This has got to be one of the most appropriately named books out there. Jason Reynolds has managed to approach all of our insecurities in a way that inspires one to overcome their obstacles. It's beautifully unifying, incredibly heartfelt, and I feel fuller having read it.
Books like this are so important. It simultaneously analyzes the damaging qualities of our gendered language, why pronouns matter, how to support non-binary folx in everyday language, and how to stand up as an ally for your genderqueer pals. It's informative and filled with character. They recommend in the beginning of this book reading it then throwing it at people to inform them. I fully support this.
By the end of the first chapter of Children of Blood and Bone I was completely invested in the story. The world is fleshed out wonderfully and the characters are fully realized in a way that makes them easy to connect to and understand. It's a book that will consume you and pull you along for the magnificent ride
Listen, this book is awesome. The artwork is action packed. It's simply really fun to read. At 30 years old is it too late to say, "when I grow up I want to be her." I think it's important for media to de-gender things as boy interests or girl interests, and this does a great job of just that. Girls like race cars too.
This, to me, is one of those important books that talks to everyone. Everyone should listen. As enlightening as it is emboldening it makes me want to tear down the walls of our gender essentialism and misogyny. I’ve never read a book that so clearly illustrates that moment when a person approaches you on the street and you’re not sure if the violence that’s about to happen is because you’re a woman or because you are trans. Read this.

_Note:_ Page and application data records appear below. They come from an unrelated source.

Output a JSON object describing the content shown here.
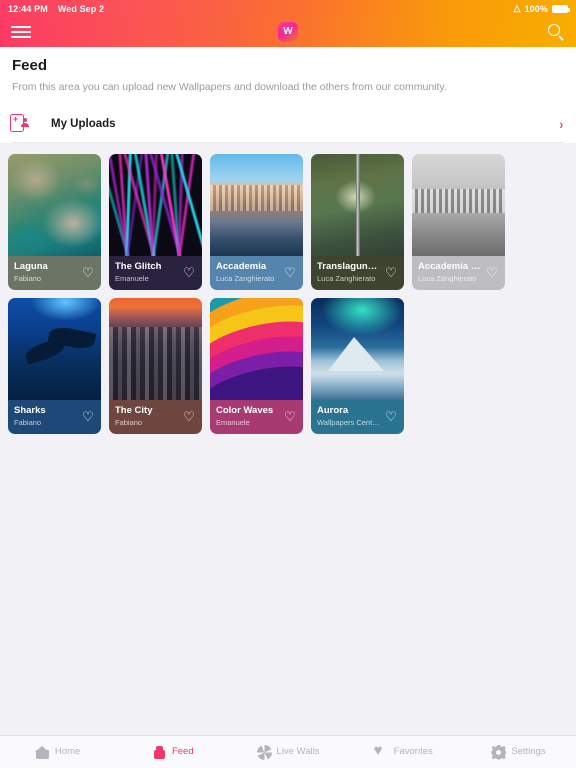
{
  "statusbar": {
    "time": "12:44 PM",
    "date": "Wed Sep 2",
    "wifi_icon": "wifi-icon",
    "battery_level": "100%",
    "battery_icon": "battery-full-icon"
  },
  "navbar": {
    "menu_icon": "hamburger-menu-icon",
    "logo_letter": "W",
    "logo_icon": "app-logo-icon",
    "search_icon": "search-icon"
  },
  "header": {
    "title": "Feed",
    "subtitle": "From this area you can upload new Wallpapers and download the others from our community.",
    "uploads_label": "My Uploads",
    "uploads_icon": "add-person-icon",
    "chevron": "›",
    "accent_color": "#f0396b"
  },
  "grid": {
    "heart_glyph": "♡",
    "cards": [
      {
        "title": "Laguna",
        "author": "Fabiano",
        "caption_color": "#6c7466",
        "thumb": "th-laguna"
      },
      {
        "title": "The Glitch",
        "author": "Emanuele",
        "caption_color": "#2a2340",
        "thumb": "th-glitch"
      },
      {
        "title": "Accademia",
        "author": "Luca Zanghierato",
        "caption_color": "#5584ac",
        "thumb": "th-acc"
      },
      {
        "title": "Translagunare",
        "author": "Luca Zanghierato",
        "caption_color": "#3d4430",
        "thumb": "th-trans"
      },
      {
        "title": "Accademia Bl...",
        "author": "Luca Zanghierato",
        "caption_color": "#bebec1",
        "thumb": "th-accbl"
      },
      {
        "title": "Sharks",
        "author": "Fabiano",
        "caption_color": "#1d4878",
        "thumb": "th-sharks"
      },
      {
        "title": "The City",
        "author": "Fabiano",
        "caption_color": "#6e463f",
        "thumb": "th-city"
      },
      {
        "title": "Color Waves",
        "author": "Emanuele",
        "caption_color": "#a83a72",
        "thumb": "th-waves"
      },
      {
        "title": "Aurora",
        "author": "Wallpapers Central",
        "caption_color": "#2a7391",
        "thumb": "th-aurora"
      }
    ]
  },
  "tabbar": {
    "active_index": 1,
    "tabs": [
      {
        "label": "Home",
        "icon": "home-icon"
      },
      {
        "label": "Feed",
        "icon": "feed-icon"
      },
      {
        "label": "Live Walls",
        "icon": "live-walls-icon"
      },
      {
        "label": "Favorites",
        "icon": "favorites-heart-icon"
      },
      {
        "label": "Settings",
        "icon": "settings-gear-icon"
      }
    ]
  }
}
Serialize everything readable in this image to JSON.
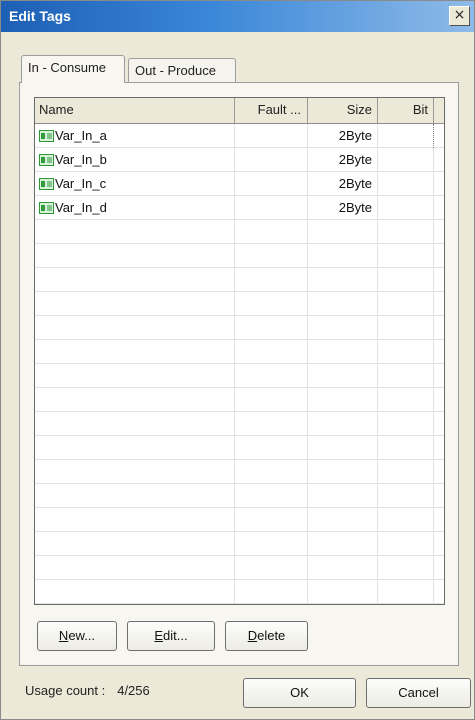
{
  "window": {
    "title": "Edit Tags",
    "close_glyph": "×"
  },
  "tabs": [
    {
      "label": "In - Consume",
      "active": true
    },
    {
      "label": "Out - Produce",
      "active": false
    }
  ],
  "table": {
    "columns": [
      "Name",
      "Fault ...",
      "Size",
      "Bit"
    ],
    "rows": [
      {
        "name": "Var_In_a",
        "fault": "",
        "size": "2Byte",
        "bit": "",
        "icon": "tag-variable-icon"
      },
      {
        "name": "Var_In_b",
        "fault": "",
        "size": "2Byte",
        "bit": "",
        "icon": "tag-variable-icon"
      },
      {
        "name": "Var_In_c",
        "fault": "",
        "size": "2Byte",
        "bit": "",
        "icon": "tag-variable-icon"
      },
      {
        "name": "Var_In_d",
        "fault": "",
        "size": "2Byte",
        "bit": "",
        "icon": "tag-variable-icon"
      }
    ],
    "empty_row_count": 16
  },
  "actions": {
    "new": "New...",
    "edit": "Edit...",
    "delete": "Delete"
  },
  "footer": {
    "usage_label": "Usage count :",
    "usage_value": "4/256",
    "ok": "OK",
    "cancel": "Cancel"
  },
  "colors": {
    "title_bar": "#1d5fb4",
    "dialog_bg": "#ece9d8",
    "icon_green": "#2f9a3a"
  }
}
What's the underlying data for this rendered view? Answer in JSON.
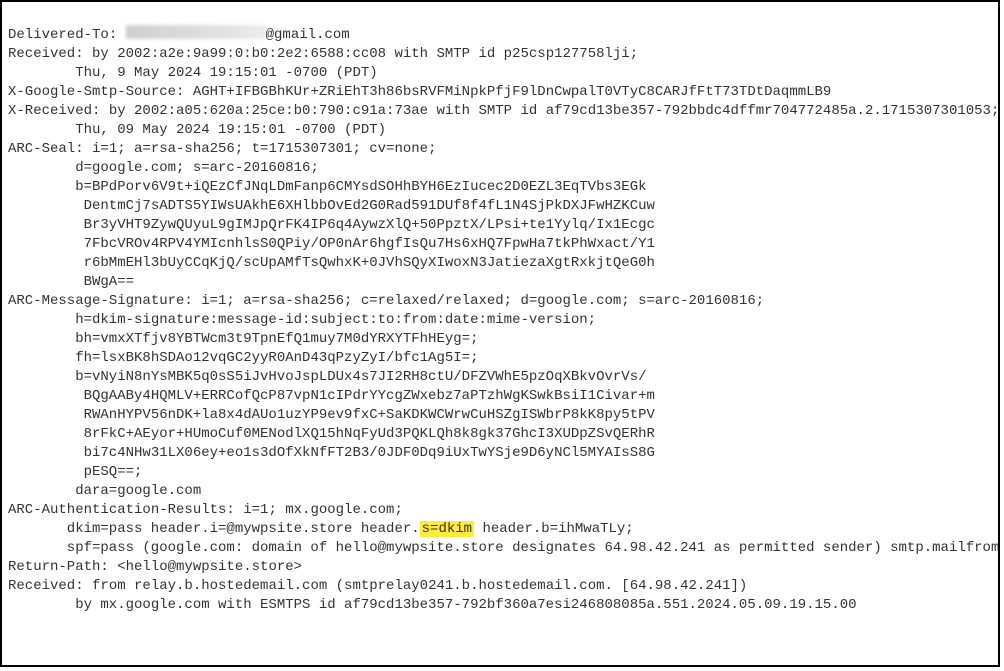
{
  "lines": {
    "l01a": "Delivered-To: ",
    "l01b": "@gmail.com",
    "l02": "Received: by 2002:a2e:9a99:0:b0:2e2:6588:cc08 with SMTP id p25csp127758lji;",
    "l03": "Thu, 9 May 2024 19:15:01 -0700 (PDT)",
    "l04": "X-Google-Smtp-Source: AGHT+IFBGBhKUr+ZRiEhT3h86bsRVFMiNpkPfjF9lDnCwpalT0VTyC8CARJfFtT73TDtDaqmmLB9",
    "l05": "X-Received: by 2002:a05:620a:25ce:b0:790:c91a:73ae with SMTP id af79cd13be357-792bbdc4dffmr704772485a.2.1715307301053;",
    "l06": "Thu, 09 May 2024 19:15:01 -0700 (PDT)",
    "l07": "ARC-Seal: i=1; a=rsa-sha256; t=1715307301; cv=none;",
    "l08": "d=google.com; s=arc-20160816;",
    "l09": "b=BPdPorv6V9t+iQEzCfJNqLDmFanp6CMYsdSOHhBYH6EzIucec2D0EZL3EqTVbs3EGk",
    "l10": " DentmCj7sADTS5YIWsUAkhE6XHlbbOvEd2G0Rad591DUf8f4fL1N4SjPkDXJFwHZKCuw",
    "l11": " Br3yVHT9ZywQUyuL9gIMJpQrFK4IP6q4AywzXlQ+50PpztX/LPsi+te1Yylq/Ix1Ecgc",
    "l12": " 7FbcVROv4RPV4YMIcnhlsS0QPiy/OP0nAr6hgfIsQu7Hs6xHQ7FpwHa7tkPhWxact/Y1",
    "l13": " r6bMmEHl3bUyCCqKjQ/scUpAMfTsQwhxK+0JVhSQyXIwoxN3JatiezaXgtRxkjtQeG0h",
    "l14": " BWgA==",
    "l15": "ARC-Message-Signature: i=1; a=rsa-sha256; c=relaxed/relaxed; d=google.com; s=arc-20160816;",
    "l16": "h=dkim-signature:message-id:subject:to:from:date:mime-version;",
    "l17": "bh=vmxXTfjv8YBTWcm3t9TpnEfQ1muy7M0dYRXYTFhHEyg=;",
    "l18": "fh=lsxBK8hSDAo12vqGC2yyR0AnD43qPzyZyI/bfc1Ag5I=;",
    "l19": "b=vNyiN8nYsMBK5q0sS5iJvHvoJspLDUx4s7JI2RH8ctU/DFZVWhE5pzOqXBkvOvrVs/",
    "l20": " BQgAABy4HQMLV+ERRCofQcP87vpN1cIPdrYYcgZWxebz7aPTzhWgKSwkBsiI1Civar+m",
    "l21": " RWAnHYPV56nDK+la8x4dAUo1uzYP9ev9fxC+SaKDKWCWrwCuHSZgISWbrP8kK8py5tPV",
    "l22": " 8rFkC+AEyor+HUmoCuf0MENodlXQ15hNqFyUd3PQKLQh8k8gk37GhcI3XUDpZSvQERhR",
    "l23": " bi7c4NHw31LX06ey+eo1s3dOfXkNfFT2B3/0JDF0Dq9iUxTwYSje9D6yNCl5MYAIsS8G",
    "l24": " pESQ==;",
    "l25": "dara=google.com",
    "l26": "ARC-Authentication-Results: i=1; mx.google.com;",
    "l27a": "dkim=pass header.i=@mywpsite.store header.",
    "l27hl": "s=dkim",
    "l27b": " header.b=ihMwaTLy;",
    "l28": "spf=pass (google.com: domain of hello@mywpsite.store designates 64.98.42.241 as permitted sender) smtp.mailfrom=hello@mywpsite.store",
    "l29": "Return-Path: <hello@mywpsite.store>",
    "l30": "Received: from relay.b.hostedemail.com (smtprelay0241.b.hostedemail.com. [64.98.42.241])",
    "l31": "by mx.google.com with ESMTPS id af79cd13be357-792bf360a7esi246808085a.551.2024.05.09.19.15.00"
  }
}
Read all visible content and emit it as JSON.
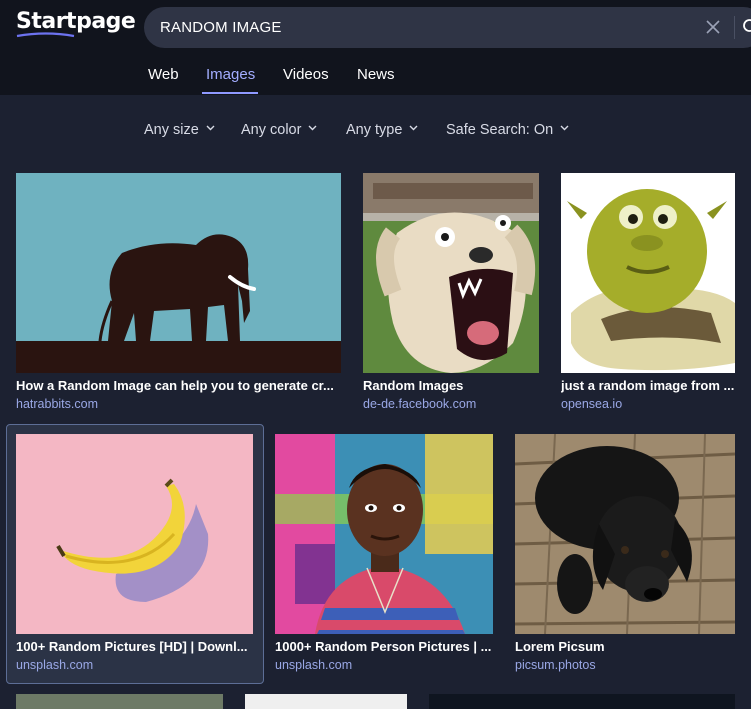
{
  "header": {
    "logo_text": "Startpage",
    "search": {
      "value": "RANDOM IMAGE"
    }
  },
  "tabs": [
    {
      "label": "Web",
      "active": false
    },
    {
      "label": "Images",
      "active": true
    },
    {
      "label": "Videos",
      "active": false
    },
    {
      "label": "News",
      "active": false
    }
  ],
  "filters": [
    {
      "label": "Any size"
    },
    {
      "label": "Any color"
    },
    {
      "label": "Any type"
    },
    {
      "label": "Safe Search: On"
    }
  ],
  "results": [
    {
      "title": "How a Random Image can help you to generate cr...",
      "domain": "hatrabbits.com",
      "image": "elephant-silhouette"
    },
    {
      "title": "Random Images",
      "domain": "de-de.facebook.com",
      "image": "screaming-dog"
    },
    {
      "title": "just a random image from ...",
      "domain": "opensea.io",
      "image": "green-ogre-face"
    },
    {
      "title": "100+ Random Pictures [HD] | Downl...",
      "domain": "unsplash.com",
      "image": "banana-on-pink",
      "selected": true
    },
    {
      "title": "1000+ Random Person Pictures | ...",
      "domain": "unsplash.com",
      "image": "man-portrait-graffiti"
    },
    {
      "title": "Lorem Picsum",
      "domain": "picsum.photos",
      "image": "black-puppy"
    }
  ],
  "colors": {
    "background": "#1c2131",
    "header": "#11141d",
    "accent": "#a3adff",
    "domain": "#9aa8e6"
  }
}
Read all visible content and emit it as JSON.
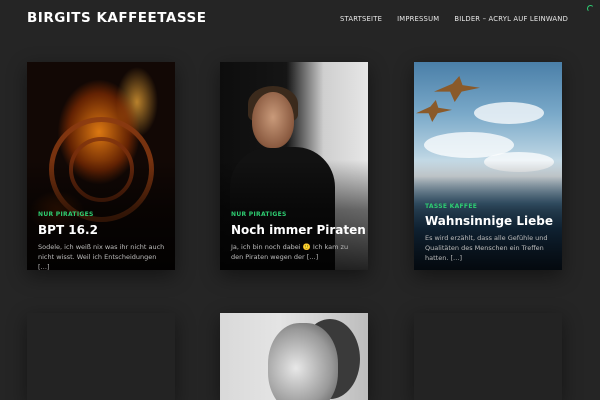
{
  "site": {
    "title": "BIRGITS KAFFEETASSE"
  },
  "nav": [
    {
      "label": "STARTSEITE"
    },
    {
      "label": "IMPRESSUM"
    },
    {
      "label": "BILDER – ACRYL AUF LEINWAND"
    }
  ],
  "posts": [
    {
      "category": "NUR PIRATIGES",
      "title": "BPT 16.2",
      "excerpt": "Sodele, ich weiß nix was ihr nicht auch nicht wisst. Weil ich Entscheidungen […]"
    },
    {
      "category": "NUR PIRATIGES",
      "title": "Noch immer Piraten",
      "excerpt": "Ja, ich bin noch dabei 🙂 Ich kam zu den Piraten wegen der […]"
    },
    {
      "category": "TASSE KAFFEE",
      "title": "Wahnsinnige Liebe",
      "excerpt": "Es wird erzählt, dass alle Gefühle und Qualitäten des Menschen ein Treffen hatten. […]"
    }
  ],
  "colors": {
    "background": "#252525",
    "accent": "#2ecc71"
  },
  "icons": {
    "loader": "loading-spinner-icon"
  }
}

The first step to being a T-Rex is to be awesome. The other first step to being a T-Rex (too cool for second steps) is to read this book because it will make you even more awesome. You'll laugh, you'll roar, and you'll make your brother jealous with your radical claws.